▶ What you need to do
Set down the complete data exactly as it appears below.

[Provided data — start]

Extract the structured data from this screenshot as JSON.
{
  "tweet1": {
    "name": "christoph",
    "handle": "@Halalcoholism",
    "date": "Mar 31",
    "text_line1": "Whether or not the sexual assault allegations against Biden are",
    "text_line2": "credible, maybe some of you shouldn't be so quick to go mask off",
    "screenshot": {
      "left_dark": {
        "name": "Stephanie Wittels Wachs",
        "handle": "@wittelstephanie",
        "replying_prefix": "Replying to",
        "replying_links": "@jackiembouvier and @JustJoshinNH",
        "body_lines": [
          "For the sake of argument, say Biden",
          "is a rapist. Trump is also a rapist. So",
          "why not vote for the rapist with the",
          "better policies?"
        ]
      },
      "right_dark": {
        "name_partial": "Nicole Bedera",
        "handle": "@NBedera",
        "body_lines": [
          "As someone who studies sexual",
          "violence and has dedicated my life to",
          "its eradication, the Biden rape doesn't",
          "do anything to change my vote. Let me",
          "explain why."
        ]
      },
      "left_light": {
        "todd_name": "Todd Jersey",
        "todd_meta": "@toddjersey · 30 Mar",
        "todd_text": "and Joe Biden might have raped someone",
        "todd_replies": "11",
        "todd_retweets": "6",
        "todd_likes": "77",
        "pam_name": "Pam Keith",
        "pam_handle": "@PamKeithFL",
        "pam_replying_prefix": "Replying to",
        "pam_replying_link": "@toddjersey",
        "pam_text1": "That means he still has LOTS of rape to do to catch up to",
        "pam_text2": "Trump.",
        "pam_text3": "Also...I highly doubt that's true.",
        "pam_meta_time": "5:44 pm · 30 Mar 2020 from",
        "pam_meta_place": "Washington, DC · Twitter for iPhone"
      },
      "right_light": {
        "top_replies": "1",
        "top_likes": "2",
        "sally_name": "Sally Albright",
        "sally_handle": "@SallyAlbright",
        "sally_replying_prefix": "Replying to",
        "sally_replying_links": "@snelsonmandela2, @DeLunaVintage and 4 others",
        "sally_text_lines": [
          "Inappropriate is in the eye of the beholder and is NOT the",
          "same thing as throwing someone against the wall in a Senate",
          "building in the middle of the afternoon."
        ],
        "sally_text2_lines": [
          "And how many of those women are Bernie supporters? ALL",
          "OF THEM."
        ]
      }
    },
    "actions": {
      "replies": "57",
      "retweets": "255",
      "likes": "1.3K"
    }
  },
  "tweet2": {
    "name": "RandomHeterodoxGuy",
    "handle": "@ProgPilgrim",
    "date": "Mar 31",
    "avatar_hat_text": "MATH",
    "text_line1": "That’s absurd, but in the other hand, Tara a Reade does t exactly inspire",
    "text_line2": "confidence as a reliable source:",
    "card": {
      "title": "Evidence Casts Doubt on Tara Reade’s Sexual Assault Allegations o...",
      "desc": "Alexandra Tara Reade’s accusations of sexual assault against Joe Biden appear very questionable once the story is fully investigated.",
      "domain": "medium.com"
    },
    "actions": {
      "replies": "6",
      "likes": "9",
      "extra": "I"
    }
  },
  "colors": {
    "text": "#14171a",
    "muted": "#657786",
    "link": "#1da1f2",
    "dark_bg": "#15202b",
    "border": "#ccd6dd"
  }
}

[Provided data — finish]

▶ Completed task
Extract the structured data from this screenshot as JSON.
{
  "tweet1": {
    "name": "christoph",
    "handle": "@Halalcoholism",
    "date": "Mar 31",
    "text_line1": "Whether or not the sexual assault allegations against Biden are",
    "text_line2": "credible, maybe some of you shouldn't be so quick to go mask off",
    "screenshot": {
      "left_dark": {
        "name": "Stephanie Wittels Wachs",
        "handle": "@wittelstephanie",
        "replying_prefix": "Replying to",
        "replying_links": "@jackiembouvier and @JustJoshinNH",
        "body_lines": [
          "For the sake of argument, say Biden",
          "is a rapist. Trump is also a rapist. So",
          "why not vote for the rapist with the",
          "better policies?"
        ]
      },
      "right_dark": {
        "name_partial": "Nicole Bedera",
        "handle": "@NBedera",
        "body_lines": [
          "As someone who studies sexual",
          "violence and has dedicated my life to",
          "its eradication, the Biden rape doesn't",
          "do anything to change my vote. Let me",
          "explain why."
        ]
      },
      "left_light": {
        "todd_name": "Todd Jersey",
        "todd_meta": "@toddjersey · 30 Mar",
        "todd_text": "and Joe Biden might have raped someone",
        "todd_replies": "11",
        "todd_retweets": "6",
        "todd_likes": "77",
        "pam_name": "Pam Keith",
        "pam_handle": "@PamKeithFL",
        "pam_replying_prefix": "Replying to",
        "pam_replying_link": "@toddjersey",
        "pam_text1": "That means he still has LOTS of rape to do to catch up to",
        "pam_text2": "Trump.",
        "pam_text3": "Also...I highly doubt that's true.",
        "pam_meta_time": "5:44 pm · 30 Mar 2020 from",
        "pam_meta_place": "Washington, DC · Twitter for iPhone"
      },
      "right_light": {
        "top_replies": "1",
        "top_likes": "2",
        "sally_name": "Sally Albright",
        "sally_handle": "@SallyAlbright",
        "sally_replying_prefix": "Replying to",
        "sally_replying_links": "@snelsonmandela2, @DeLunaVintage and 4 others",
        "sally_text_lines": [
          "Inappropriate is in the eye of the beholder and is NOT the",
          "same thing as throwing someone against the wall in a Senate",
          "building in the middle of the afternoon."
        ],
        "sally_text2_lines": [
          "And how many of those women are Bernie supporters? ALL",
          "OF THEM."
        ]
      }
    },
    "actions": {
      "replies": "57",
      "retweets": "255",
      "likes": "1.3K"
    }
  },
  "tweet2": {
    "name": "RandomHeterodoxGuy",
    "handle": "@ProgPilgrim",
    "date": "Mar 31",
    "avatar_hat_text": "MATH",
    "text_line1": "That’s absurd, but in the other hand, Tara a Reade does t exactly inspire",
    "text_line2": "confidence as a reliable source:",
    "card": {
      "title": "Evidence Casts Doubt on Tara Reade’s Sexual Assault Allegations o...",
      "desc": "Alexandra Tara Reade’s accusations of sexual assault against Joe Biden appear very questionable once the story is fully investigated.",
      "domain": "medium.com"
    },
    "actions": {
      "replies": "6",
      "likes": "9",
      "extra": "I"
    }
  },
  "colors": {
    "text": "#14171a",
    "muted": "#657786",
    "link": "#1da1f2",
    "dark_bg": "#15202b",
    "border": "#ccd6dd"
  }
}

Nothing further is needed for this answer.